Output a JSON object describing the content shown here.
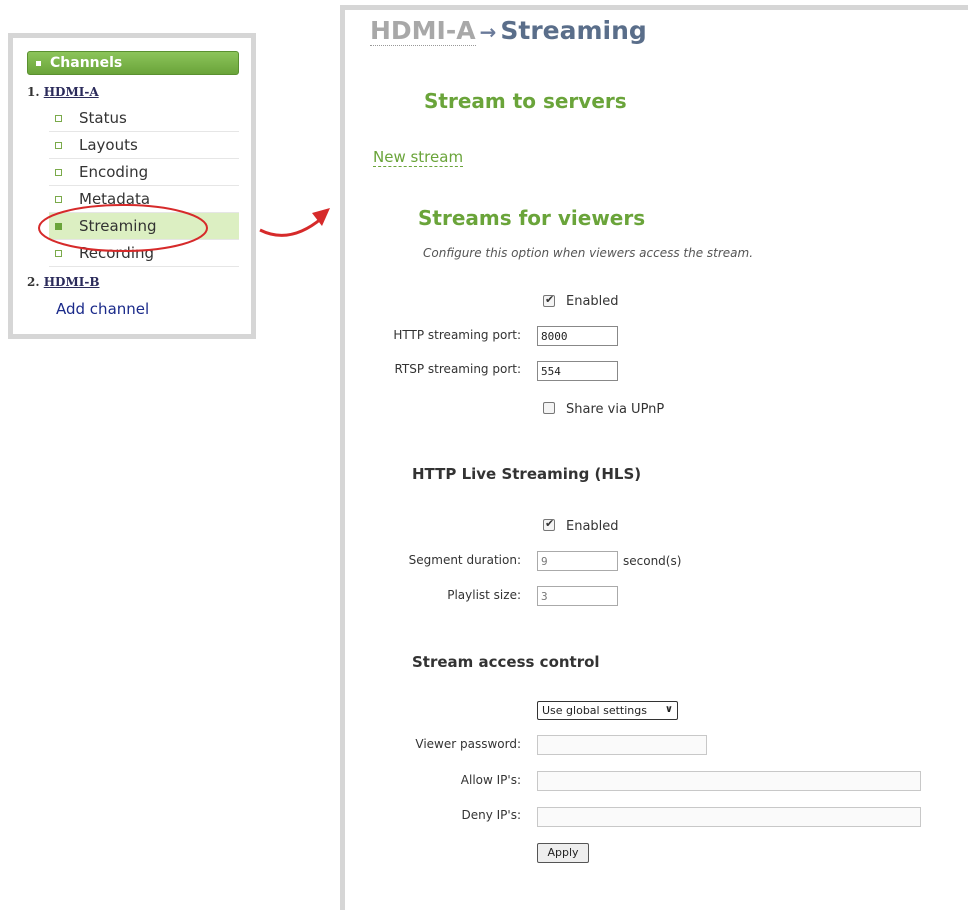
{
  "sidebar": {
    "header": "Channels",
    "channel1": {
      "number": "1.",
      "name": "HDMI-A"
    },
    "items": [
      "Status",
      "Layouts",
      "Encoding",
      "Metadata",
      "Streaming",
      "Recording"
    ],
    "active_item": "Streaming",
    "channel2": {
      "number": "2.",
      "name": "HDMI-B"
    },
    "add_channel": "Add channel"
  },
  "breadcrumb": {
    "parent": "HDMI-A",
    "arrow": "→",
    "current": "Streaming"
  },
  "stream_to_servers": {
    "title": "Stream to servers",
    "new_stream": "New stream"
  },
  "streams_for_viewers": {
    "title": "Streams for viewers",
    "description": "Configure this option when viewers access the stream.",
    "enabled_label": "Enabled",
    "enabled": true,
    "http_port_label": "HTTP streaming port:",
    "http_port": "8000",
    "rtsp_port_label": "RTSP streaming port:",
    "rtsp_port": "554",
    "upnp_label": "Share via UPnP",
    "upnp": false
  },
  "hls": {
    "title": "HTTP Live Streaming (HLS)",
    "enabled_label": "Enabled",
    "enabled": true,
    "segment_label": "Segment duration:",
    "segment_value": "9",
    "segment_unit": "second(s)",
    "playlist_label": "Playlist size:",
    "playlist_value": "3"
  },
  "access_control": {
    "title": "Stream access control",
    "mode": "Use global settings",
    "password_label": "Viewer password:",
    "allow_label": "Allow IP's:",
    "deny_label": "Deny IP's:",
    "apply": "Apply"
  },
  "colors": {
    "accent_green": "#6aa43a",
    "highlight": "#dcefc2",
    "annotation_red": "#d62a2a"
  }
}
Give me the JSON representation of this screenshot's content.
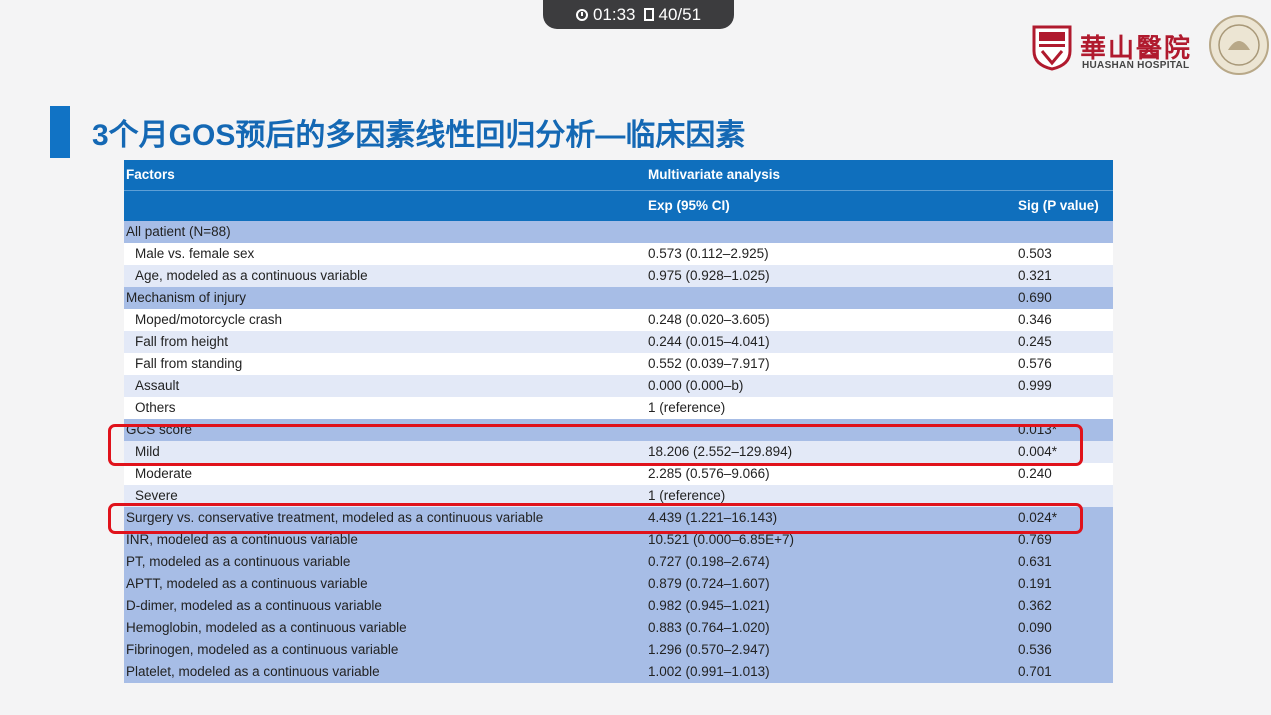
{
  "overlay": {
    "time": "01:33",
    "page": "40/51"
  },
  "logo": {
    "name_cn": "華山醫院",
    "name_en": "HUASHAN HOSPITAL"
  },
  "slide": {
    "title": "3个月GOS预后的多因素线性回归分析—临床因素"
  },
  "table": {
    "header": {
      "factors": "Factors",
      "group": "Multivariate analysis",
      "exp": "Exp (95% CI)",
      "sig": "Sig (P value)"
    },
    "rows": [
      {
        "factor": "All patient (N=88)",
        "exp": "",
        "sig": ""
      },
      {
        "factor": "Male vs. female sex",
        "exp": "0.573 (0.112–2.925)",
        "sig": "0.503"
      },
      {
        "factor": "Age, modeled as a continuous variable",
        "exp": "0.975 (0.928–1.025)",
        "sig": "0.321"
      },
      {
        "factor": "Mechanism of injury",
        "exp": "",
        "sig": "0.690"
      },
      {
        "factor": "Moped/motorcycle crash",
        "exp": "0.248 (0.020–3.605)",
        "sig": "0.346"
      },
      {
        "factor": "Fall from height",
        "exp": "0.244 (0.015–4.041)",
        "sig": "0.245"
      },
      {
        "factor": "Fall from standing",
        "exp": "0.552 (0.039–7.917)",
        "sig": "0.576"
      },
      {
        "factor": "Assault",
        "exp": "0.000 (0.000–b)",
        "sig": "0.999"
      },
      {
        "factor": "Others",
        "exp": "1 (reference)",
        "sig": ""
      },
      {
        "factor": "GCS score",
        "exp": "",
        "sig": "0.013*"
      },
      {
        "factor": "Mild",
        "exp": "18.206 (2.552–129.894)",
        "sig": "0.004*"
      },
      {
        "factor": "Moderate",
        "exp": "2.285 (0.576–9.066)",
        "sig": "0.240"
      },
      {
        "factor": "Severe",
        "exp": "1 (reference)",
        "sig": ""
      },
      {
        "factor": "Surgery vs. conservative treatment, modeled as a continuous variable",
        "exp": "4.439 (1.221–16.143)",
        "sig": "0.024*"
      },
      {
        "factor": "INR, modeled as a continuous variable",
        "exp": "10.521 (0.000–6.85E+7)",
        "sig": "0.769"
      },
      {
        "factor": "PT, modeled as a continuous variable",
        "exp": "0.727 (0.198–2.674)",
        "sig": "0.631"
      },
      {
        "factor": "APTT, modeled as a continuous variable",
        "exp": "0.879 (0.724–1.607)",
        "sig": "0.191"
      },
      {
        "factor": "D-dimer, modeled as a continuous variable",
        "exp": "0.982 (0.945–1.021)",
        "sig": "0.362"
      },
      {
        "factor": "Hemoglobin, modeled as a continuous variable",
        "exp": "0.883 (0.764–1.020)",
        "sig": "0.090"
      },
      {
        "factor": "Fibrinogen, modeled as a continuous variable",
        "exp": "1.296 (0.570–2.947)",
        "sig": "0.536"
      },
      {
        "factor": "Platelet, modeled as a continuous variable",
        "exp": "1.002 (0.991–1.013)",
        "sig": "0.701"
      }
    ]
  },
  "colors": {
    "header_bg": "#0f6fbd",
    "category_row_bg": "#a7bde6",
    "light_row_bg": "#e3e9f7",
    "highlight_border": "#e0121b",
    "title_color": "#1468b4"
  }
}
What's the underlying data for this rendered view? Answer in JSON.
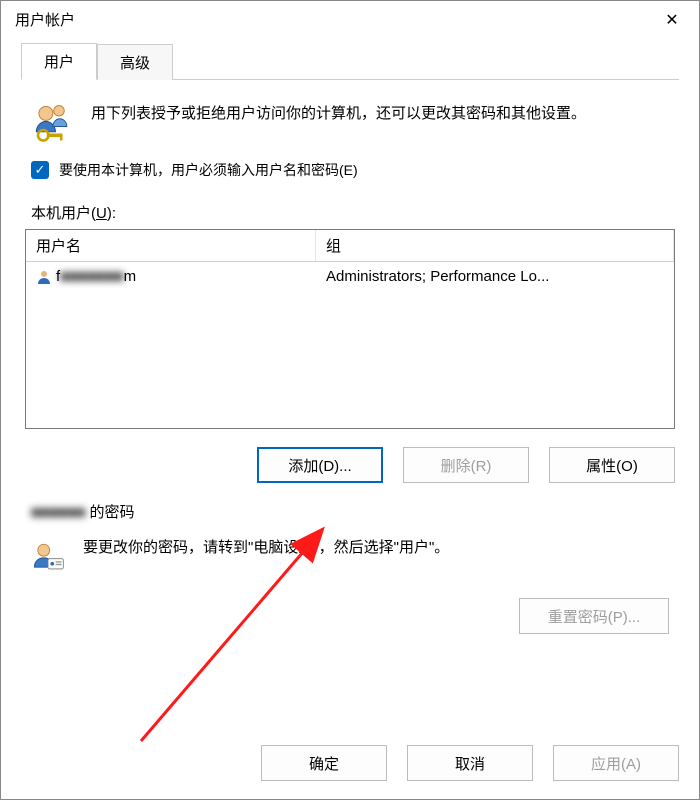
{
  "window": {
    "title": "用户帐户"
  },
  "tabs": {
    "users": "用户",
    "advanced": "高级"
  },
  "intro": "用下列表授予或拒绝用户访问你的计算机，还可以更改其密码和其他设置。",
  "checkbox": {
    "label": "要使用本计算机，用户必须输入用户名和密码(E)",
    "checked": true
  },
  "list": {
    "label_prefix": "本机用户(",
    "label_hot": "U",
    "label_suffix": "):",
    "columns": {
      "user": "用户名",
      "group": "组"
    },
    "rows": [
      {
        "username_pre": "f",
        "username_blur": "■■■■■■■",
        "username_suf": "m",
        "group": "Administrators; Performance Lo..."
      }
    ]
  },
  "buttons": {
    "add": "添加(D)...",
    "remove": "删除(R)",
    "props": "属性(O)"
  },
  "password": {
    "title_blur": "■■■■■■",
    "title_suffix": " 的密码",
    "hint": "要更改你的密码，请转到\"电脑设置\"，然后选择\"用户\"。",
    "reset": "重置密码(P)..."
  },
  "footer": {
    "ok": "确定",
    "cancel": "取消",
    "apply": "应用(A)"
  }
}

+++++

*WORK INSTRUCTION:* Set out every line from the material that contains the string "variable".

*ANSWER SPACE:*
        "factor": "Age, modeled as a continuous variable",
        "factor": "Surgery vs. conservative treatment, modeled as a continuous variable",
        "factor": "INR, modeled as a continuous variable",
        "factor": "PT, modeled as a continuous variable",
        "factor": "APTT, modeled as a continuous variable",
        "factor": "D-dimer, modeled as a continuous variable",
        "factor": "Hemoglobin, modeled as a continuous variable",
        "factor": "Fibrinogen, modeled as a continuous variable",
        "factor": "Platelet, modeled as a continuous variable",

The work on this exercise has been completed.